═════ Input records

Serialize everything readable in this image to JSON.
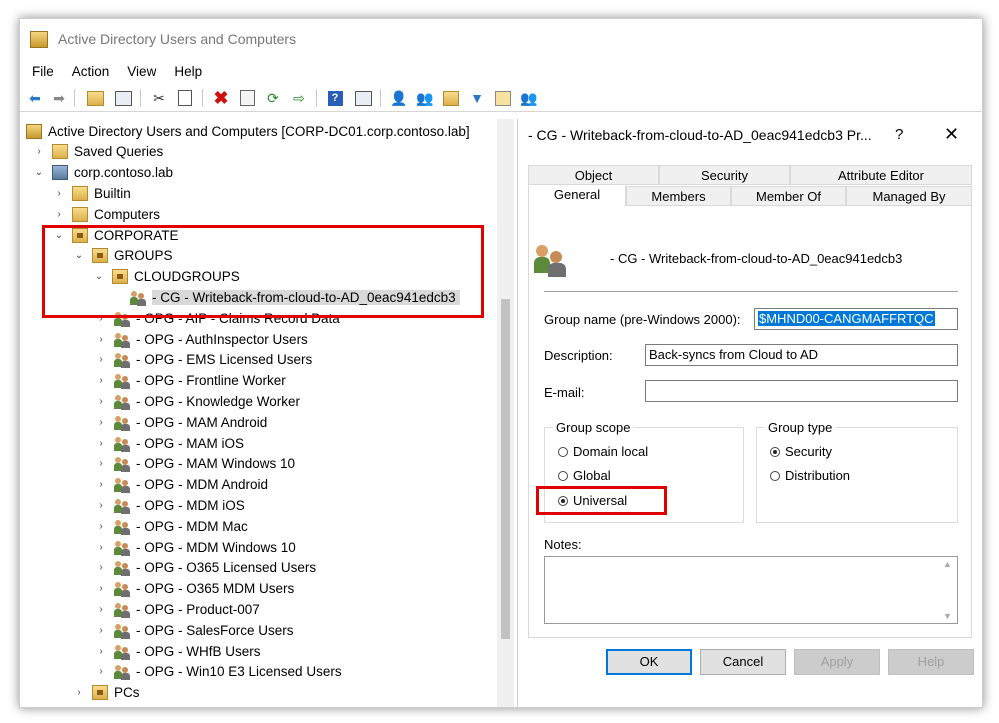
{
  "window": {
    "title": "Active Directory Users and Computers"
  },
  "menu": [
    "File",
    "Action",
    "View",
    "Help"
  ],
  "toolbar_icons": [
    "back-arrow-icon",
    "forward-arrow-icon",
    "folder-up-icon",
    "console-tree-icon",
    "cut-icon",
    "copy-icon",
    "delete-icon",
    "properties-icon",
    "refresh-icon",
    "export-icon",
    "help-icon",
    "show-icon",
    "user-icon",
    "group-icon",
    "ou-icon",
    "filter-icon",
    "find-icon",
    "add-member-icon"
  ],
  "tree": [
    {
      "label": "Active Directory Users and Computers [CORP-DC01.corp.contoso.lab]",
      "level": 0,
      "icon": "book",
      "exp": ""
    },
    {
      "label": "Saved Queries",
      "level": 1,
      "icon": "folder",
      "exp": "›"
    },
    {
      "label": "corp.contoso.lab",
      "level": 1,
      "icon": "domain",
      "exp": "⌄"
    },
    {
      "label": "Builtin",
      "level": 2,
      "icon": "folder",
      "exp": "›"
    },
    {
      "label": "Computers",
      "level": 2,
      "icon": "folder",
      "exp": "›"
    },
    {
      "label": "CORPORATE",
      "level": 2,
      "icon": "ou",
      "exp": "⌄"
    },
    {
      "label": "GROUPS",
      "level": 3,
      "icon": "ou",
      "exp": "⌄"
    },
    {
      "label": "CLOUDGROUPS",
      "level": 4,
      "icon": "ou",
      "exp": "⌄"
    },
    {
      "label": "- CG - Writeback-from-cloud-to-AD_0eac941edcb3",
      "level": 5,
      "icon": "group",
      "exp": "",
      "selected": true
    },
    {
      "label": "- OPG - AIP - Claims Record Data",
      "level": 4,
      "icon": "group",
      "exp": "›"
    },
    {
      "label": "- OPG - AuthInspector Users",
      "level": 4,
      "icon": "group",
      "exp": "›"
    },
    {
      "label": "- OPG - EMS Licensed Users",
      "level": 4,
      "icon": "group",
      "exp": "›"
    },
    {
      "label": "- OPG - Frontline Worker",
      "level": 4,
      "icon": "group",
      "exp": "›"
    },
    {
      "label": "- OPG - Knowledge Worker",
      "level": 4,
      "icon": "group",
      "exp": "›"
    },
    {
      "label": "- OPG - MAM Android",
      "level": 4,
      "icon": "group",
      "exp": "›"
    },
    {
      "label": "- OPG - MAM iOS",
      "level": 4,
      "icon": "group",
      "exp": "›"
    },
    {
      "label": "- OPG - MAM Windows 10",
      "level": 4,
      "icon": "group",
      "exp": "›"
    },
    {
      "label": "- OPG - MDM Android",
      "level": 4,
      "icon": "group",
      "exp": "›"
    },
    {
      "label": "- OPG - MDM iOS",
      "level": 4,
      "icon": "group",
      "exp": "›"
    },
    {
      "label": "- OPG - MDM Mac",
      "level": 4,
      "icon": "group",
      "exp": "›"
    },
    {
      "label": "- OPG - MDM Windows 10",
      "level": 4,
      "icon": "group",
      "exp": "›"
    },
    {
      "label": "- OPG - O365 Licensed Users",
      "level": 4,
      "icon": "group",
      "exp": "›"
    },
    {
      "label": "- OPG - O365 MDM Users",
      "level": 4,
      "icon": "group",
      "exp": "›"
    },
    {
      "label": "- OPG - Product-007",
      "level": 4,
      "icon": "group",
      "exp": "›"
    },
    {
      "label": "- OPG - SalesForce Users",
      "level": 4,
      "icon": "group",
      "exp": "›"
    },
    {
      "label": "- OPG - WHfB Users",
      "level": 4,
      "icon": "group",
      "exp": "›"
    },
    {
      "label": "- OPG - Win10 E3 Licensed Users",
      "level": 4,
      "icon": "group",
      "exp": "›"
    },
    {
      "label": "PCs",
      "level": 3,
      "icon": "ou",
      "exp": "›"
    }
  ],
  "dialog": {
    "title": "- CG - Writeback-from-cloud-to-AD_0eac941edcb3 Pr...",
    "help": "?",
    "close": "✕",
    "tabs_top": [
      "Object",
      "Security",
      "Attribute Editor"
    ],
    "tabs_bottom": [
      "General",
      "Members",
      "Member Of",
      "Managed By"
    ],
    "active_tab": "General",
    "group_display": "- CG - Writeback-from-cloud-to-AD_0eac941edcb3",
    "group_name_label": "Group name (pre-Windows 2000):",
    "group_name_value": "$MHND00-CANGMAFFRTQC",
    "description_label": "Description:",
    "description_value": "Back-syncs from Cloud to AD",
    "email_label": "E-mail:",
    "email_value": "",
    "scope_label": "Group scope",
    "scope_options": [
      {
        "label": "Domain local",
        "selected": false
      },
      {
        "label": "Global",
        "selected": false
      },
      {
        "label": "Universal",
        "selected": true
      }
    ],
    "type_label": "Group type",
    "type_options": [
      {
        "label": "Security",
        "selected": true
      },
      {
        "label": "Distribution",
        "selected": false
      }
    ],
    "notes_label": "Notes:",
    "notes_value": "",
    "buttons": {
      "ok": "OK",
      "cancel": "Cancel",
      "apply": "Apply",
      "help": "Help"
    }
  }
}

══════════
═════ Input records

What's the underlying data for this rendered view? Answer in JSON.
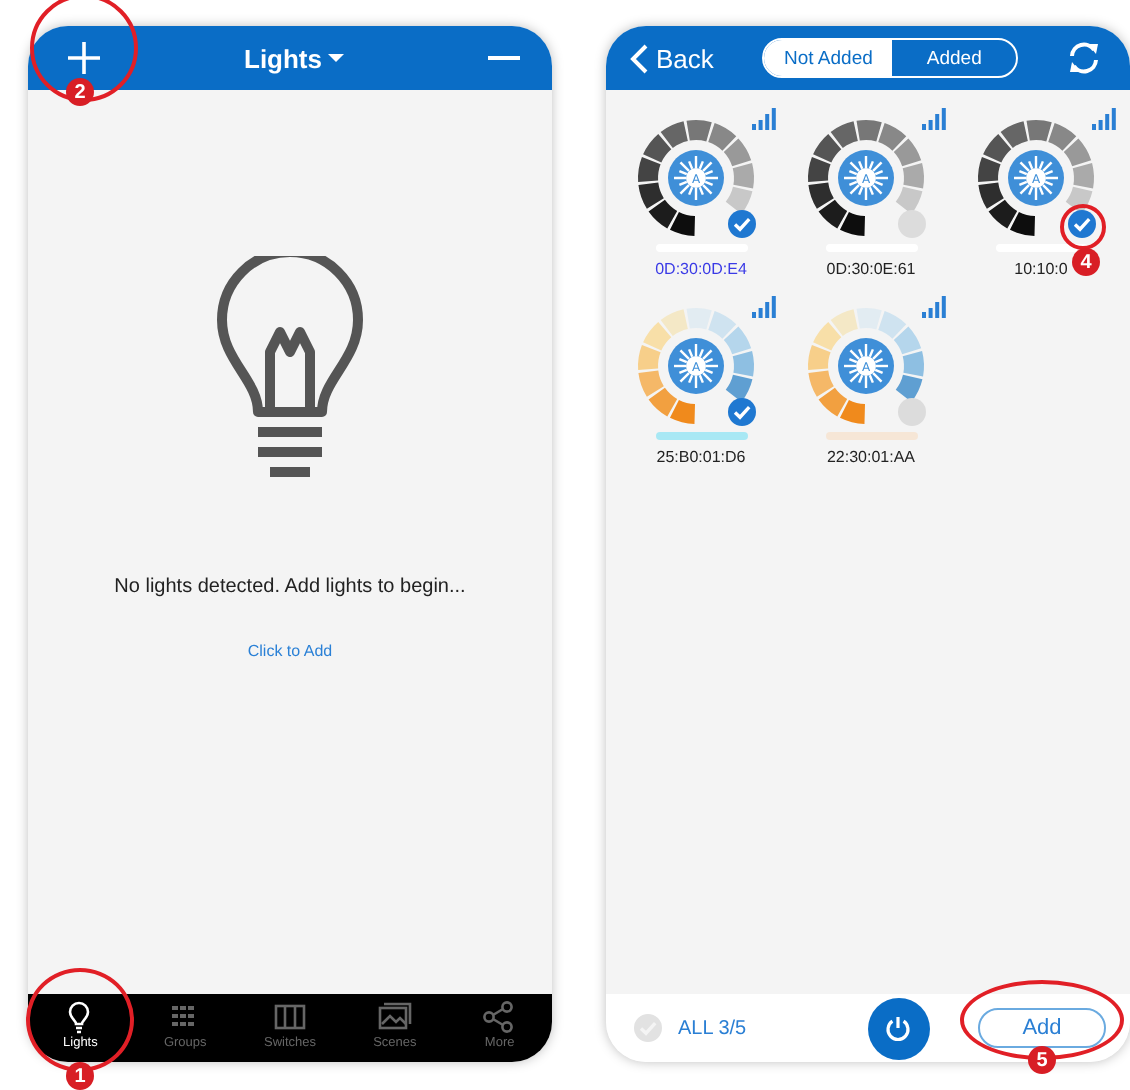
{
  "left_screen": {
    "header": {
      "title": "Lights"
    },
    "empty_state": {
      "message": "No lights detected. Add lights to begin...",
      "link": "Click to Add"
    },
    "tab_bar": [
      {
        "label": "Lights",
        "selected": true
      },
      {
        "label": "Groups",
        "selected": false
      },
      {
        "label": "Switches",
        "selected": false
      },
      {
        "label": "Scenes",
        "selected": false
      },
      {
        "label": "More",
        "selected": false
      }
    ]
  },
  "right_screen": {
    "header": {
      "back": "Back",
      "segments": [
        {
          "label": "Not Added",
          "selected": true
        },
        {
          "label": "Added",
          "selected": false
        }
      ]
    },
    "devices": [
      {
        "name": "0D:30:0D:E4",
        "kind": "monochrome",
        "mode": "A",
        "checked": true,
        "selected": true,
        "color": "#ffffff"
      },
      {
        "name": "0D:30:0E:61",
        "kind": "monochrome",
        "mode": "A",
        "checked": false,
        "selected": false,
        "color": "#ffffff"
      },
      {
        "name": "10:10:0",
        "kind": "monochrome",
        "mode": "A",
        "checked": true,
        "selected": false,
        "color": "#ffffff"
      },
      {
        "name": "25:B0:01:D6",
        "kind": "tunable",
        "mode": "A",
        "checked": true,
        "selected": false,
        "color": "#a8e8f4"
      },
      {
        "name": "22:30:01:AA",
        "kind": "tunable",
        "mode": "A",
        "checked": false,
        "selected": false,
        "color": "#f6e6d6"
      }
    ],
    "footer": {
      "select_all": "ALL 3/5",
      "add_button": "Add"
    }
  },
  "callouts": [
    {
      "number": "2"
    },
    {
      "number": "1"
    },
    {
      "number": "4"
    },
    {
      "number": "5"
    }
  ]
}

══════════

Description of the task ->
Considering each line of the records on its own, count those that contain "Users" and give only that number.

Written answer ->
9